A desperate executive sought the counsel of an old guru who lived in a mountain cave. The executive was living a harried and hurried life. He was frustrated, his prayers were powerless, and his soul was tired. The holy man listened to his guest for a while, then retreated deep into his cave, returning shortly with a basin.
He scooped water from the muddy little stream passing by the mouth of the cave and offered it to the executive to drink. Of course, the executive rejected it, even though he was very thirsty from his journey. The water was far too dirty.
After a while he offered the water again, but this time, all the silt had settled to the bottom of the basin and the water was clear and pristine. The man readily drank it. The wise man then asked, “What did you do to make the water clean?” The man answered, “I didn’t do anything.”
“Exactly!” said the old monk. “Your life is dark and troubled; it is disturbed and muddy because you are always allowing the water to become agitated. Only when it is calm will you have peace. So do nothing. Be still and let the water settle.”
Be still. That’s harder than it sounds, no doubt, but it is one of the best things for the health of our souls. Learn to turn down the noise (and stop contributing to the noise). Learn to cultivate some distance from this clamorous world, because distance is a good thing when it comes to things and people who are harmful.

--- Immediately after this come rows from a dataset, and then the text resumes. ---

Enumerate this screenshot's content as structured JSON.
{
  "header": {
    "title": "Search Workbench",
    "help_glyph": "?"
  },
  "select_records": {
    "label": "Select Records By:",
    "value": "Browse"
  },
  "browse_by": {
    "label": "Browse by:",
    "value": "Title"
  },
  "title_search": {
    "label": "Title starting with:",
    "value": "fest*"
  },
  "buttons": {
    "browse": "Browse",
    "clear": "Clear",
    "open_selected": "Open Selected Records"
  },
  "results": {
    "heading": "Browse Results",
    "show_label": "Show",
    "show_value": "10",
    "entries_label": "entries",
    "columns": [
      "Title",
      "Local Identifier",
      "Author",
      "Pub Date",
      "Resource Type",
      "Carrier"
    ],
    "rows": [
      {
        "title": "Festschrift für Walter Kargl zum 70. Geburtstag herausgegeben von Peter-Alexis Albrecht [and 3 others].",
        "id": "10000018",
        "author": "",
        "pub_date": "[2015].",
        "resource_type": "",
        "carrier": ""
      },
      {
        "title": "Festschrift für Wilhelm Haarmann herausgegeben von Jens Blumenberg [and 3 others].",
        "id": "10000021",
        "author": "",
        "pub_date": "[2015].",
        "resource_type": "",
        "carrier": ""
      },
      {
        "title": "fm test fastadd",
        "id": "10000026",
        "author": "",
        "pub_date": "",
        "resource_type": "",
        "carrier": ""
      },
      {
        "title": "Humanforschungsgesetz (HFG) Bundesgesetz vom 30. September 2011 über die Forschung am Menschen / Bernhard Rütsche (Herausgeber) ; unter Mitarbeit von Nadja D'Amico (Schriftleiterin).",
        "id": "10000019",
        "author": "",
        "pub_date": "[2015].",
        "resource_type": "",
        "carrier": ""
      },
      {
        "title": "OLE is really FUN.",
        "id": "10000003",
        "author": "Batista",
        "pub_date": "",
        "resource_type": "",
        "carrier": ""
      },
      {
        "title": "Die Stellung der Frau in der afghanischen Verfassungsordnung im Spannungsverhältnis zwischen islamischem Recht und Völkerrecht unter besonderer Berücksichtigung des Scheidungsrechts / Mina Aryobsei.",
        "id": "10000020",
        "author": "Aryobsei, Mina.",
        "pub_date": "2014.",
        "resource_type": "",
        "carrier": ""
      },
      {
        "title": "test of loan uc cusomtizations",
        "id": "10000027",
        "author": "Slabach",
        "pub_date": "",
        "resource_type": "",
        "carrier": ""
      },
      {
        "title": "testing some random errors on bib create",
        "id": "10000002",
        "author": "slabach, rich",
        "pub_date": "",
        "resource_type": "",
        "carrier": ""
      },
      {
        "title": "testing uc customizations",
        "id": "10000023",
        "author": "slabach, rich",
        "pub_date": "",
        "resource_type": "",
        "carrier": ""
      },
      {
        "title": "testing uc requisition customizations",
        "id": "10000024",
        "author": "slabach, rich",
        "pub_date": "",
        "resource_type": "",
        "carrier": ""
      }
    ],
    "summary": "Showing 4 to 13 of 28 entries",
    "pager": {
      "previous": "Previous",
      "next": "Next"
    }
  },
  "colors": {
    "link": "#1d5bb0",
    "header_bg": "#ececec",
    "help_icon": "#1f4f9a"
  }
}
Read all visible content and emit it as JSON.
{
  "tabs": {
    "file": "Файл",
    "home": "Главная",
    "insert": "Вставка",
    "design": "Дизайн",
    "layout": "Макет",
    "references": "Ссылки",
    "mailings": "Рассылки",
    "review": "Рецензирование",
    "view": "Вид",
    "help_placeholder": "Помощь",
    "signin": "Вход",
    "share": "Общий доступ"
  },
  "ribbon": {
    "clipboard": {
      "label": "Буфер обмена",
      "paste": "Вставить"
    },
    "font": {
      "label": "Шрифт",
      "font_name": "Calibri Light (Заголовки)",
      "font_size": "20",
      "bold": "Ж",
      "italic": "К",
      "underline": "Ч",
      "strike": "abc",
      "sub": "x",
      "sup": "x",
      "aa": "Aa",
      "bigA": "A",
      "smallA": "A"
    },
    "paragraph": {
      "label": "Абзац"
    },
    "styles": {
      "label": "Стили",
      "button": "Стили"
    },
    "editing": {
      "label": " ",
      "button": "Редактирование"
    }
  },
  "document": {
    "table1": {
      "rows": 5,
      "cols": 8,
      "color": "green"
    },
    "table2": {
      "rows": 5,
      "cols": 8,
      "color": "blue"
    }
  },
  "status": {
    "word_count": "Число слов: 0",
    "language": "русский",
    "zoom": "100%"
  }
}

Learn, by healthy boundaries to keep the raucous environment that is contemporary society at arm and ear’s length, and you might begin to let the water of your own soul peacefully settle.
I don’t have to work very hard to convince you that this world is a noisy place, do I? Talking heads, radio and viewpoint shows, 24-hour news, analysis on every hand, opinions like armpits: Court is always being held, comments are always being made, and there is a constant eagerness to share the oh-so-correct perspective. There’s always someone babbling about something, and the air becomes so saturated with pandemonium, it seeps into our souls.
Jesus understood this. He once instructed his disciples, “When you pray, close the door and pray to your Father who is unseen…do not keep on babbling like pagans, for they think they will be heard because of their many words. Do not be like them.” What a stark and necessary correction. Even in prayer, the “fewer the words the better,” it seems.
“Do not be like them,” Jesus says. That is, “Don’t be like this ear-splitting world that thinks loud opinions will actually be heard. Don’t put on a show with your yammering, bloviated prattle. Shut up. Be still. Get quiet.” It’s good for you, not to mention how everyone else will appreciate is as well.
It’s not unlike the familiar story from Lyndon B. Johnson’s administration as told by Skip Heitzig. Once, at a special dinner, Johnson was hosting a few members of his staff, and he called upon one of the men to say grace. The man, named Jim, began to pray and President Johnson, in his brash, demanding way interrupted. He said, “Speak up, Jim, I can’t hear you.” Jim answered, “With all due respect, Mr. President, I wasn’t talking to you.”
Oh, that’s exactly what Jesus is teaching his disciples. Too often, far too often, public prayer (much of religious instruction, actually) is not an invitation to stillness and humility before God. It is an invitation to commotion. It is “babble,” or “vain repetition” as the King James Version translates Jesus’ instructions. It is foolish rambling, tedious chattering, words that continue to stack up, but never really mean anything.
I have a friend who noted recently the the words “”listen” and “silent” are spelled with exactly the same letters and mean the same thing. And I think stillness is the quickest way to hear God, to “let the water settle,” and find true peace.